Rachel Aviv in The New Yorker:
In 2017, a German man who goes by the name Marco came across an article in a Berlin newspaper with a photograph of a professor he recognized from childhood. The first thing he noticed was the man’s lips. They were thin, almost nonexistent, a trait that Marco had always found repellent. He was surprised to read that the professor, Helmut Kentler, had been one of the most influential sexologists in Germany. The article described a new research report that had investigated what was called the “Kentler experiment.” Beginning in the late sixties, Kentler had placed neglected children in foster homes run by pedophiles.

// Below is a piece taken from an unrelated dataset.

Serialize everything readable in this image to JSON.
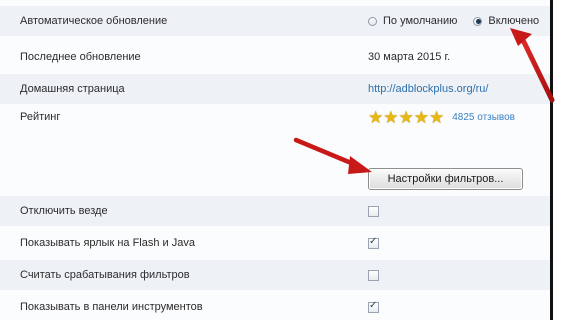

The experiment was authorized and financially supported by the Berlin Senate. In a report submitted to the Senate, in 1988, Kentler had described it as a “complete success.”
Marco had grown up in foster care, and his foster father had frequently taken him to Kentler’s home. Now he was thirty-four, with a one-year-old daughter, and her meals and naps structured his days. After he read the article, he said, “I just pushed it aside. I didn’t react emotionally. I did what I do every day: nothing, really. I sat around in front of the computer.”
Marco looks like a movie star—he is tanned, with a firm jaw, thick dark hair, and a long, symmetrical face. As an adult, he has cried only once. “If someone were to die in front of me, I would of course want to help them, but it wouldn’t affect me emotionally,” he told me. “I have a wall, and emotions just hit against it.” He lived with his girlfriend, a hairdresser, but they never discussed his childhood. He was unemployed. Once, he tried to work as a mailman, but after a few days he quit, because whenever a stranger made an expression that reminded him of his foster father, an engineer named Fritz Henkel, he had the sensation that he was not actually alive, that his heart had stopped beating, and that the color had drained from the world. When he tried to speak, it felt as if his voice didn’t belong to him.